-- TASK BRIEF --
The lines below that include "What" are to be found and copied.

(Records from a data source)
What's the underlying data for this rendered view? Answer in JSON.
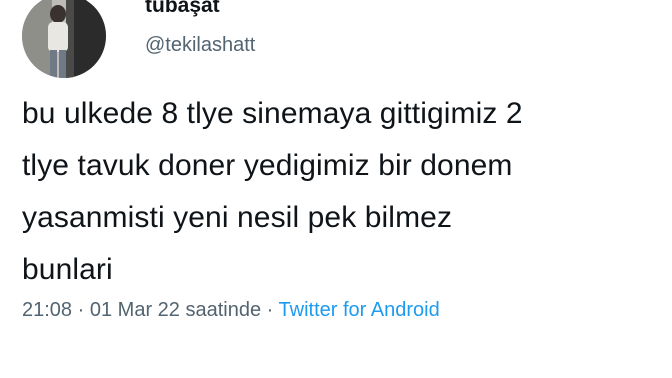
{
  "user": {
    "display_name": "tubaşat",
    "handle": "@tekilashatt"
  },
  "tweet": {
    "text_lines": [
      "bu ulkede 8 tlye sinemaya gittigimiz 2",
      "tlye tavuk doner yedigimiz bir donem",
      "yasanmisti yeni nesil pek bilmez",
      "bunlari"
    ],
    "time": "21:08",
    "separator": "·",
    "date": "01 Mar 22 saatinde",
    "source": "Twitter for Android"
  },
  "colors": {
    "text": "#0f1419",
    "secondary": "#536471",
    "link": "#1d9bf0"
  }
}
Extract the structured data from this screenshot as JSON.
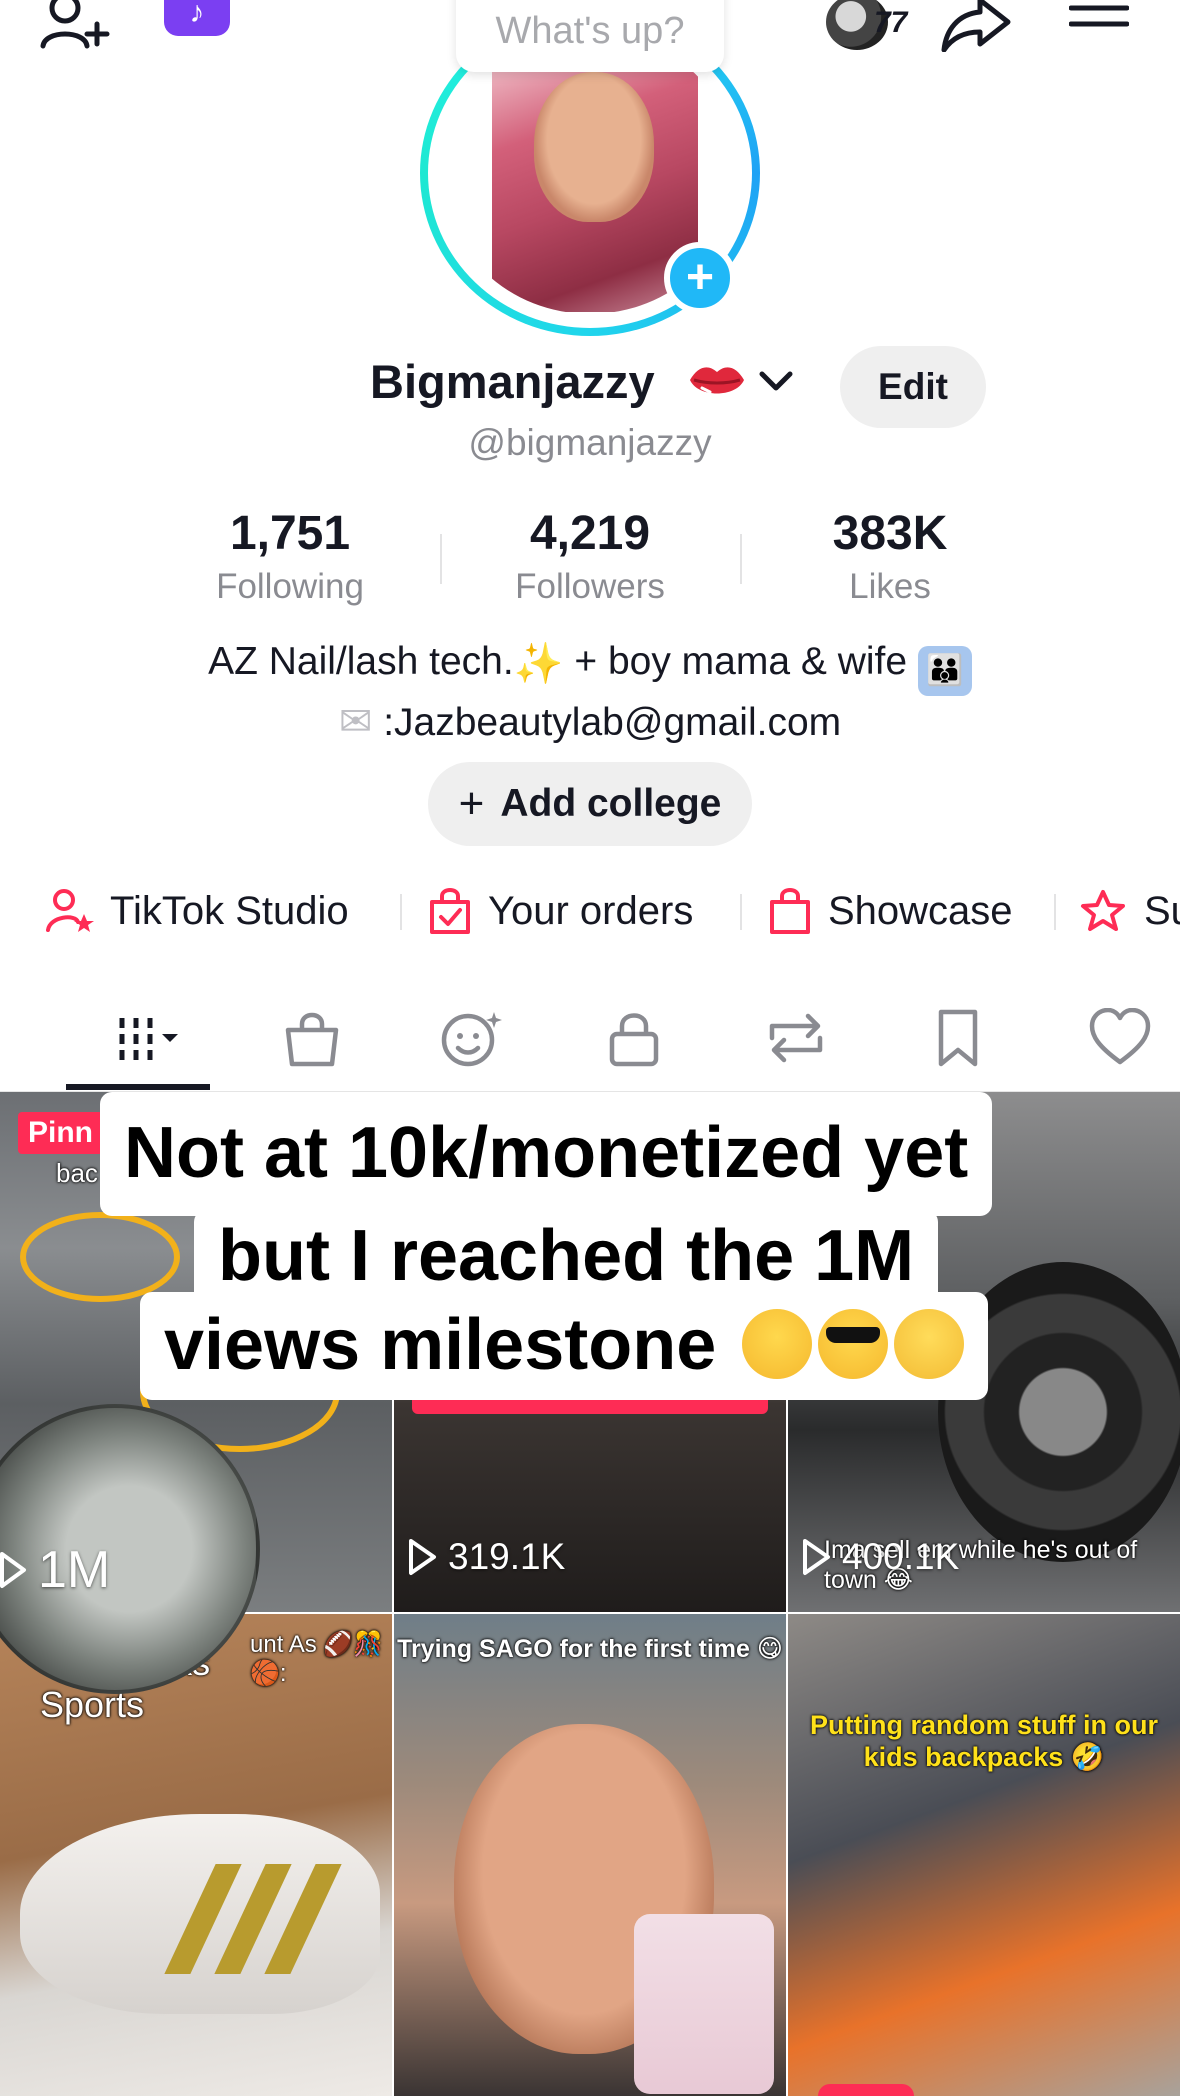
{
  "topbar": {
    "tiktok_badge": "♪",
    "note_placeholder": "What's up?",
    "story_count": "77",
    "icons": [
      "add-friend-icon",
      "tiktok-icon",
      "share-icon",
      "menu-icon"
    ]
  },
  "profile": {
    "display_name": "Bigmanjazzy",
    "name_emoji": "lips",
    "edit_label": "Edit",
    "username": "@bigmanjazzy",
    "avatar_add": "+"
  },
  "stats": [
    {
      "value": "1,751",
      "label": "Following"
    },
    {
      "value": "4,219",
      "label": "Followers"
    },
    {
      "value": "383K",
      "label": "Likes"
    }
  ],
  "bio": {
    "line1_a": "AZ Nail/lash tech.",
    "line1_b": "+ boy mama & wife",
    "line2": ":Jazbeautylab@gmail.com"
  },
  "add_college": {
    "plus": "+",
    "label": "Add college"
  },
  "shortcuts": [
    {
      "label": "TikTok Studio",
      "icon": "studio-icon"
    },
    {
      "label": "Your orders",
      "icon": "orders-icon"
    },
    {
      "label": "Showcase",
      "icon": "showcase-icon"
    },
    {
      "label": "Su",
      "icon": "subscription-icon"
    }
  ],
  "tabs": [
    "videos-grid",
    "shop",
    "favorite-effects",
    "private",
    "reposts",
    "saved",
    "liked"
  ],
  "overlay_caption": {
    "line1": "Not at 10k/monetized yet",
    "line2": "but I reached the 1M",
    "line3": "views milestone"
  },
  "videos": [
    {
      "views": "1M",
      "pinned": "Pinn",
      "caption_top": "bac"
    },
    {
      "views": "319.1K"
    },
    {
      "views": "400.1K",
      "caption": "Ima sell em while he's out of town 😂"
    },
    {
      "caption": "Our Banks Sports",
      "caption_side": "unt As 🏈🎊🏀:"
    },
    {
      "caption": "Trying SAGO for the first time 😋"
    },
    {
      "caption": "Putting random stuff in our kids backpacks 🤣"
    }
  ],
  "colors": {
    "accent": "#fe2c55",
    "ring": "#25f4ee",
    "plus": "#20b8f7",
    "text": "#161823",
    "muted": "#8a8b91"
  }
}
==
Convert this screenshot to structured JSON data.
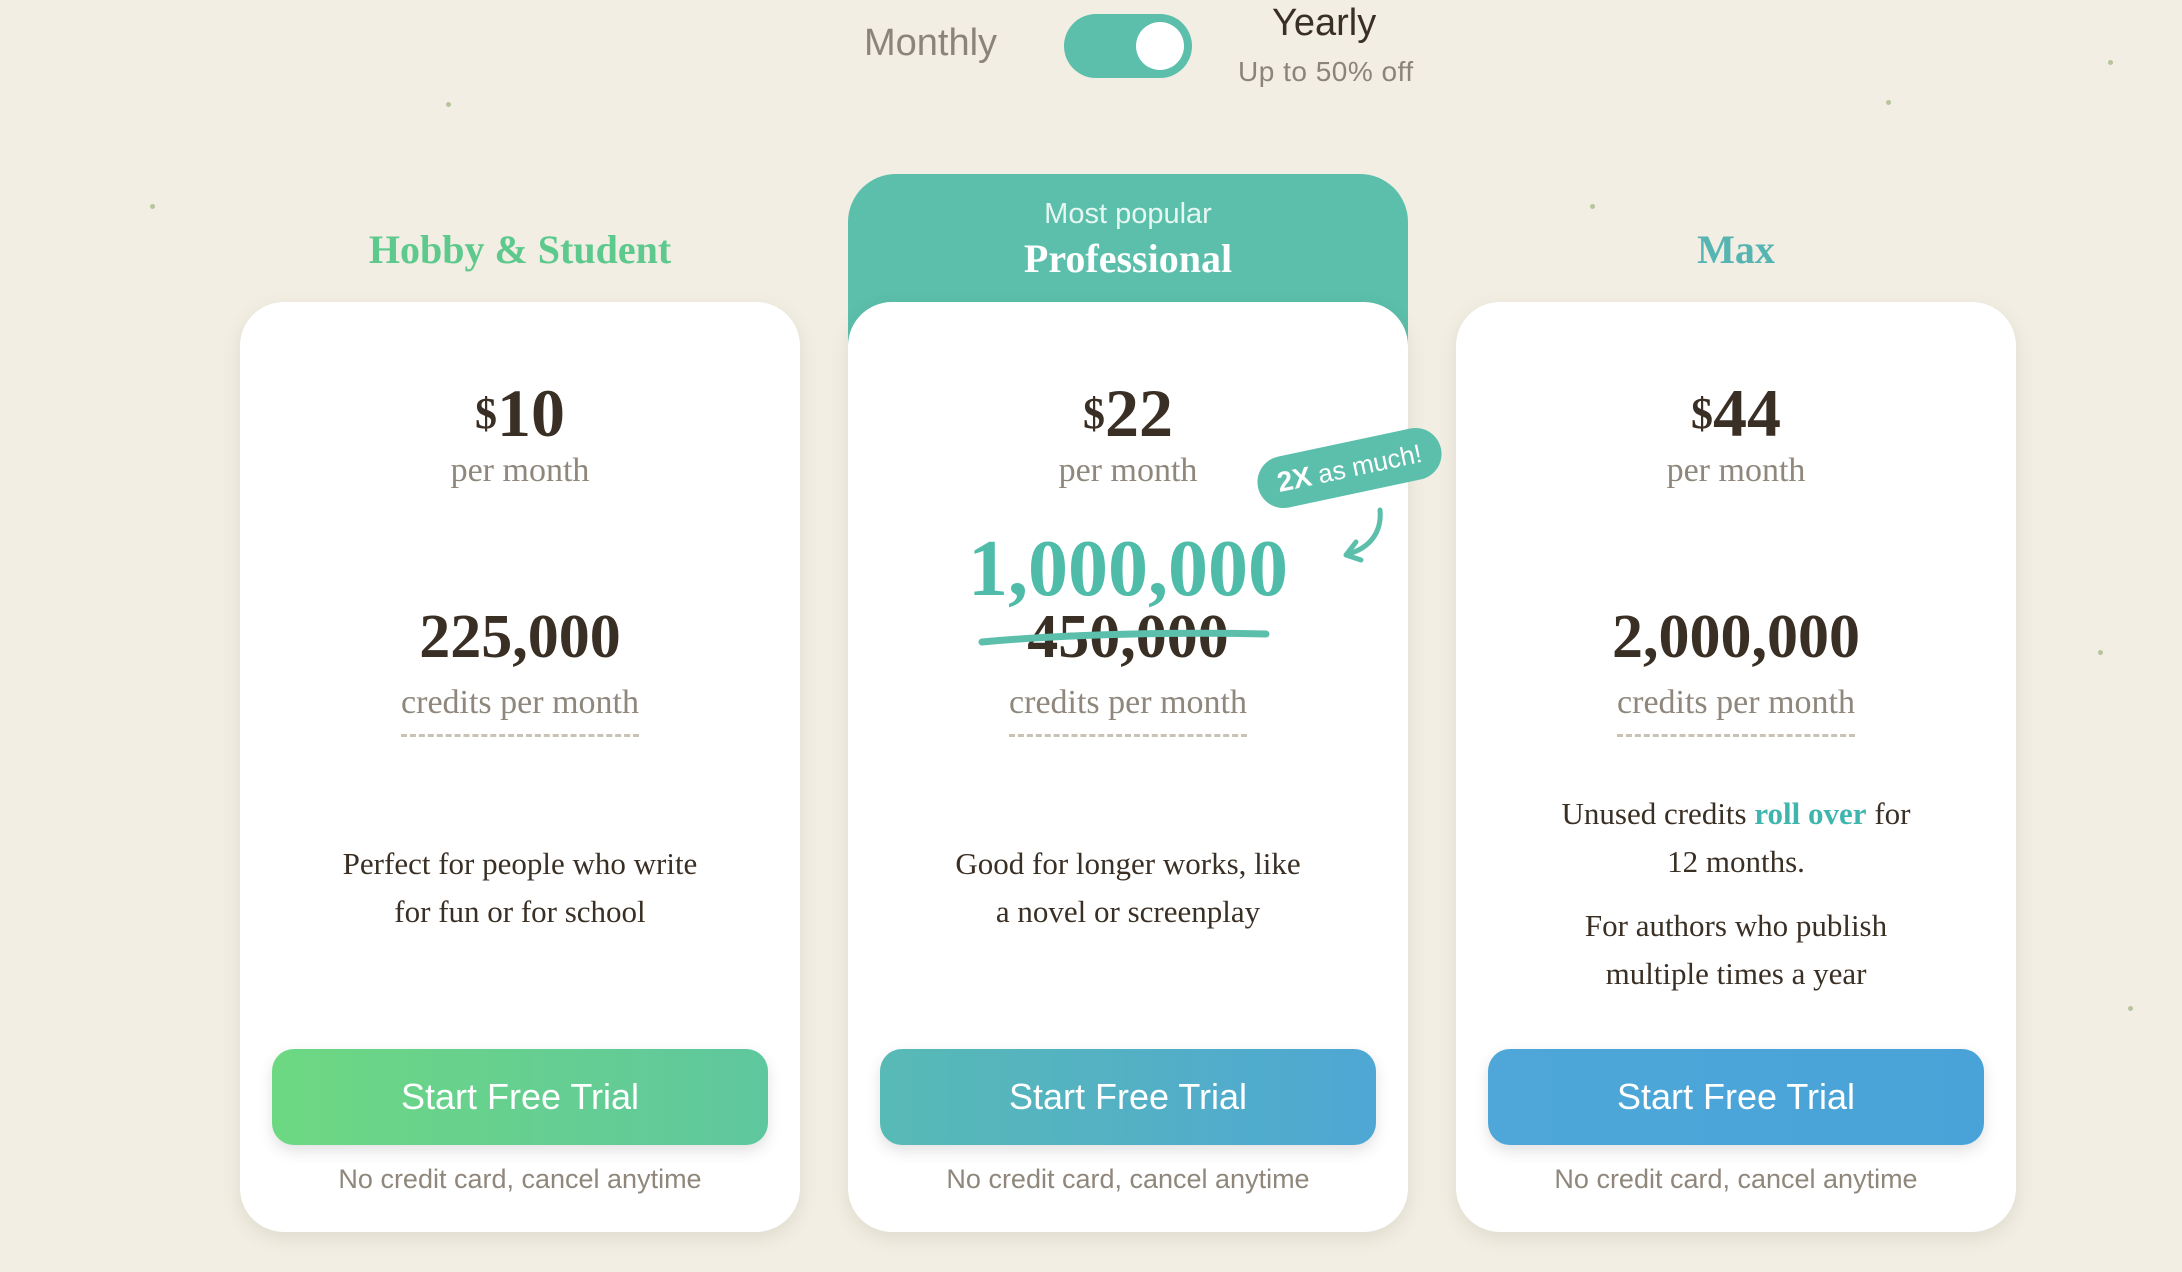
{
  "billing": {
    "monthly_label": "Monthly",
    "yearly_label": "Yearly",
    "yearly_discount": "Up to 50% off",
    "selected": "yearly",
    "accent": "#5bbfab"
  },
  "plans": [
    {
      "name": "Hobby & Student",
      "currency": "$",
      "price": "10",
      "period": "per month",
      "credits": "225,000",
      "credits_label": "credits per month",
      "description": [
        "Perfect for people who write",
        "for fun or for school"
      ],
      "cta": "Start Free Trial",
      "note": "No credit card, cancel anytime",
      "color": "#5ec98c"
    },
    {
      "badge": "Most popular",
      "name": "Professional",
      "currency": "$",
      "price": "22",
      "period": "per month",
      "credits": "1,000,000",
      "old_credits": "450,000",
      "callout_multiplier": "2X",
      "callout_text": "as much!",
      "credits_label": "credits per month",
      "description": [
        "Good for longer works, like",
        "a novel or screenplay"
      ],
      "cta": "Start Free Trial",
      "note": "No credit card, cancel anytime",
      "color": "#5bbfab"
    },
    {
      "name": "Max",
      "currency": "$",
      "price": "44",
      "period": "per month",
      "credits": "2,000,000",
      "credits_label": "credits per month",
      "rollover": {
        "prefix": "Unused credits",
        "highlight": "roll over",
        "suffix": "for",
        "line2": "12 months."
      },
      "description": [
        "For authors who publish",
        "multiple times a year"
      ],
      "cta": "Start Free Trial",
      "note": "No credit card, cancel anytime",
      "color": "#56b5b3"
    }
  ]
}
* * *
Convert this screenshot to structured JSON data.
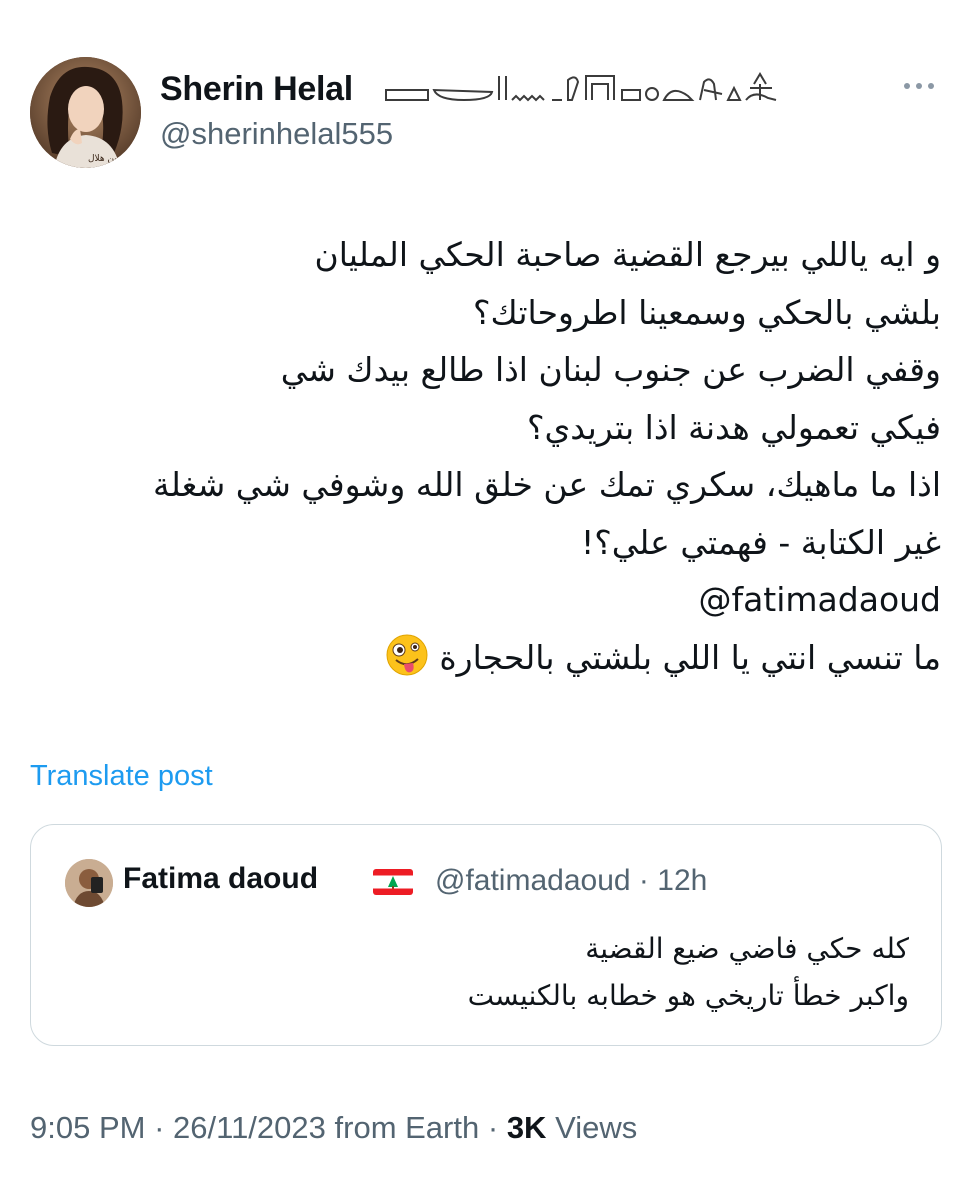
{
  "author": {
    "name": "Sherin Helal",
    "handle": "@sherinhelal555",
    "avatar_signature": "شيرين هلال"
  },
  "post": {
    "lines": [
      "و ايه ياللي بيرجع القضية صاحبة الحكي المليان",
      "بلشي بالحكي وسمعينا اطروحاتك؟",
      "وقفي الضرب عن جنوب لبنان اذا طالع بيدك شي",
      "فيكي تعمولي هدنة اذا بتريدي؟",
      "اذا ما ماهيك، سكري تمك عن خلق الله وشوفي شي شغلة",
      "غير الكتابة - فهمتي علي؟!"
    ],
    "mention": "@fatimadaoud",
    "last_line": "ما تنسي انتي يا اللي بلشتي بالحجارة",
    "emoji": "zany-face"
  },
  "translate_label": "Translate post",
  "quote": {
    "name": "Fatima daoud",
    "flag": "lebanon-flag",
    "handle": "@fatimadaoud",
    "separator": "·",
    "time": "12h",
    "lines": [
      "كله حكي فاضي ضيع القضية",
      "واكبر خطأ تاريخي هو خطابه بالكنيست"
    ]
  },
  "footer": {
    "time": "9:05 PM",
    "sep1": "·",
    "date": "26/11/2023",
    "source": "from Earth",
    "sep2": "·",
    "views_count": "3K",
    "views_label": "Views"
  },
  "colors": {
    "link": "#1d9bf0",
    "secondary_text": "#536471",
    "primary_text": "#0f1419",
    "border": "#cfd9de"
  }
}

-- YOUR RESPONSE --
What's the underlying data for this rendered view? Answer in JSON.
    "note_placeholder": "What's up?",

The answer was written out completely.